"""
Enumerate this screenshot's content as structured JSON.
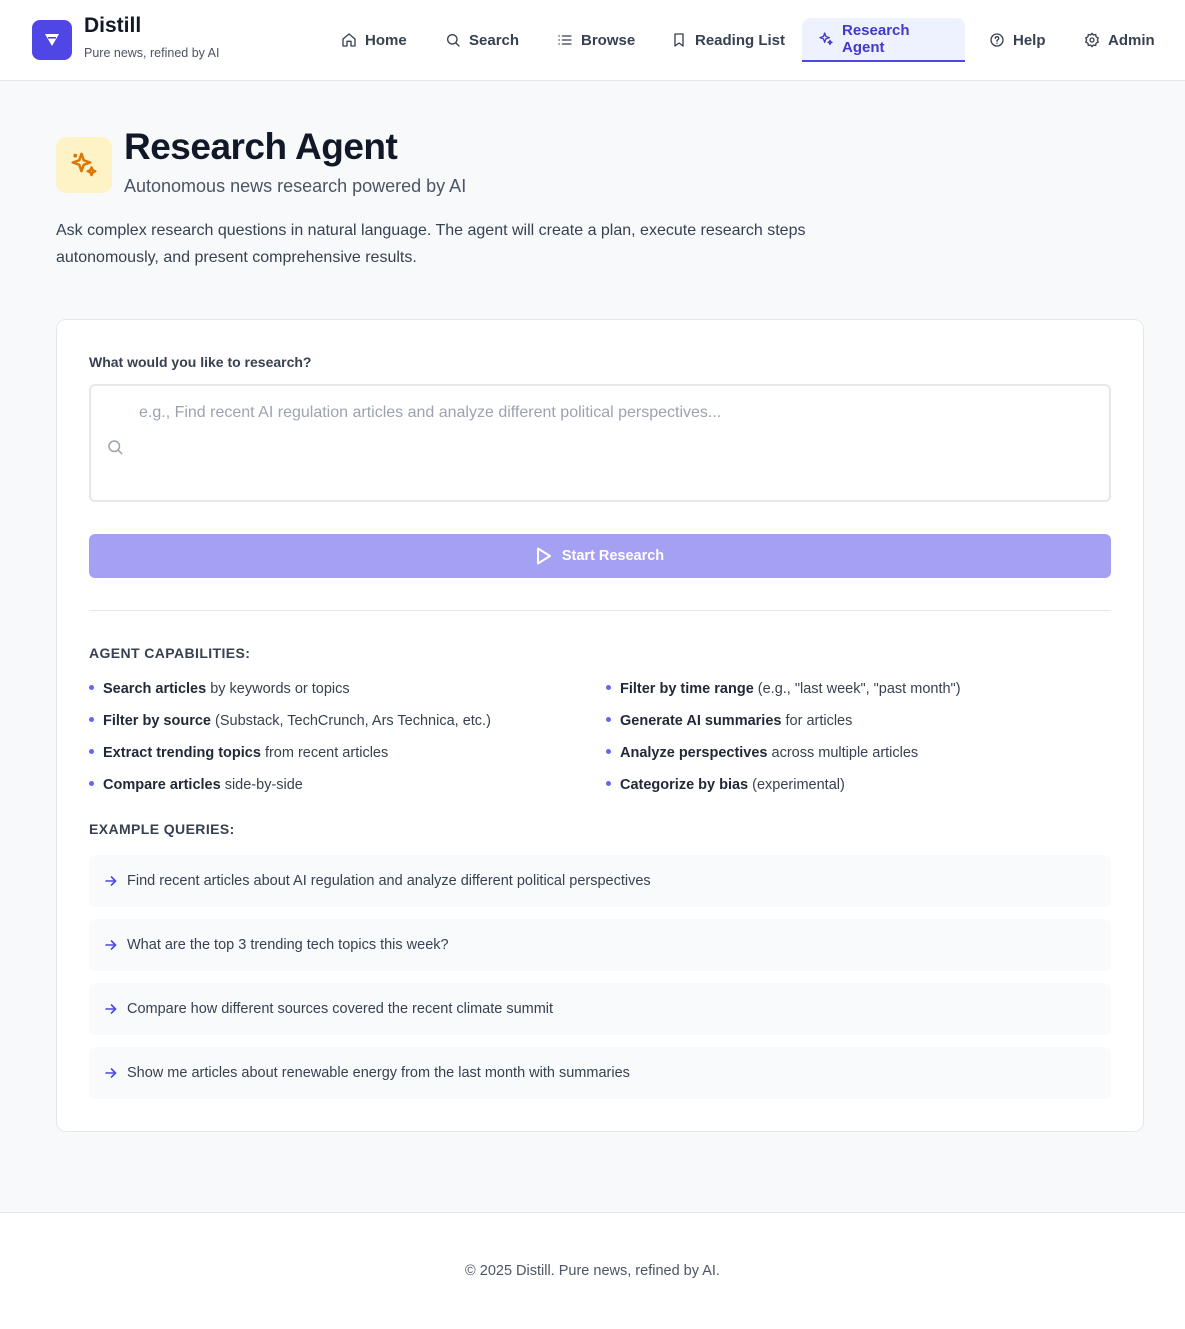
{
  "brand": {
    "name": "Distill",
    "tagline": "Pure news, refined by AI"
  },
  "nav": [
    {
      "label": "Home",
      "icon": "home-icon"
    },
    {
      "label": "Search",
      "icon": "search-icon"
    },
    {
      "label": "Browse",
      "icon": "list-icon"
    },
    {
      "label": "Reading List",
      "icon": "bookmark-icon"
    },
    {
      "label": "Research Agent",
      "icon": "sparkles-icon",
      "active": true
    },
    {
      "label": "Help",
      "icon": "help-circle-icon"
    },
    {
      "label": "Admin",
      "icon": "gear-icon"
    }
  ],
  "hero": {
    "title": "Research Agent",
    "subtitle": "Autonomous news research powered by AI",
    "description": "Ask complex research questions in natural language. The agent will create a plan, execute research steps autonomously, and present comprehensive results."
  },
  "query": {
    "label": "What would you like to research?",
    "placeholder": "e.g., Find recent AI regulation articles and analyze different political perspectives...",
    "value": "",
    "button_label": "Start Research"
  },
  "capabilities": {
    "heading": "AGENT CAPABILITIES:",
    "left": [
      {
        "bold": "Search articles",
        "rest": " by keywords or topics"
      },
      {
        "bold": "Filter by source",
        "rest": " (Substack, TechCrunch, Ars Technica, etc.)"
      },
      {
        "bold": "Extract trending topics",
        "rest": " from recent articles"
      },
      {
        "bold": "Compare articles",
        "rest": " side-by-side"
      }
    ],
    "right": [
      {
        "bold": "Filter by time range",
        "rest": " (e.g., \"last week\", \"past month\")"
      },
      {
        "bold": "Generate AI summaries",
        "rest": " for articles"
      },
      {
        "bold": "Analyze perspectives",
        "rest": " across multiple articles"
      },
      {
        "bold": "Categorize by bias",
        "rest": " (experimental)"
      }
    ]
  },
  "examples": {
    "heading": "EXAMPLE QUERIES:",
    "items": [
      "Find recent articles about AI regulation and analyze different political perspectives",
      "What are the top 3 trending tech topics this week?",
      "Compare how different sources covered the recent climate summit",
      "Show me articles about renewable energy from the last month with summaries"
    ]
  },
  "footer": {
    "text": "© 2025 Distill. Pure news, refined by AI."
  },
  "colors": {
    "accent": "#4f46e5",
    "accent_light": "#eef2ff",
    "button_disabled": "#a5a1f2",
    "hero_icon_bg": "#fef3c7",
    "hero_icon": "#d97706"
  }
}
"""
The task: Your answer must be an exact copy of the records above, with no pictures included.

Exercise answer:
Enumerate this screenshot's content as structured JSON.
{
  "brand": {
    "name": "Distill",
    "tagline": "Pure news, refined by AI"
  },
  "nav": [
    {
      "label": "Home",
      "icon": "home-icon"
    },
    {
      "label": "Search",
      "icon": "search-icon"
    },
    {
      "label": "Browse",
      "icon": "list-icon"
    },
    {
      "label": "Reading List",
      "icon": "bookmark-icon"
    },
    {
      "label": "Research Agent",
      "icon": "sparkles-icon",
      "active": true
    },
    {
      "label": "Help",
      "icon": "help-circle-icon"
    },
    {
      "label": "Admin",
      "icon": "gear-icon"
    }
  ],
  "hero": {
    "title": "Research Agent",
    "subtitle": "Autonomous news research powered by AI",
    "description": "Ask complex research questions in natural language. The agent will create a plan, execute research steps autonomously, and present comprehensive results."
  },
  "query": {
    "label": "What would you like to research?",
    "placeholder": "e.g., Find recent AI regulation articles and analyze different political perspectives...",
    "value": "",
    "button_label": "Start Research"
  },
  "capabilities": {
    "heading": "AGENT CAPABILITIES:",
    "left": [
      {
        "bold": "Search articles",
        "rest": " by keywords or topics"
      },
      {
        "bold": "Filter by source",
        "rest": " (Substack, TechCrunch, Ars Technica, etc.)"
      },
      {
        "bold": "Extract trending topics",
        "rest": " from recent articles"
      },
      {
        "bold": "Compare articles",
        "rest": " side-by-side"
      }
    ],
    "right": [
      {
        "bold": "Filter by time range",
        "rest": " (e.g., \"last week\", \"past month\")"
      },
      {
        "bold": "Generate AI summaries",
        "rest": " for articles"
      },
      {
        "bold": "Analyze perspectives",
        "rest": " across multiple articles"
      },
      {
        "bold": "Categorize by bias",
        "rest": " (experimental)"
      }
    ]
  },
  "examples": {
    "heading": "EXAMPLE QUERIES:",
    "items": [
      "Find recent articles about AI regulation and analyze different political perspectives",
      "What are the top 3 trending tech topics this week?",
      "Compare how different sources covered the recent climate summit",
      "Show me articles about renewable energy from the last month with summaries"
    ]
  },
  "footer": {
    "text": "© 2025 Distill. Pure news, refined by AI."
  },
  "colors": {
    "accent": "#4f46e5",
    "accent_light": "#eef2ff",
    "button_disabled": "#a5a1f2",
    "hero_icon_bg": "#fef3c7",
    "hero_icon": "#d97706"
  }
}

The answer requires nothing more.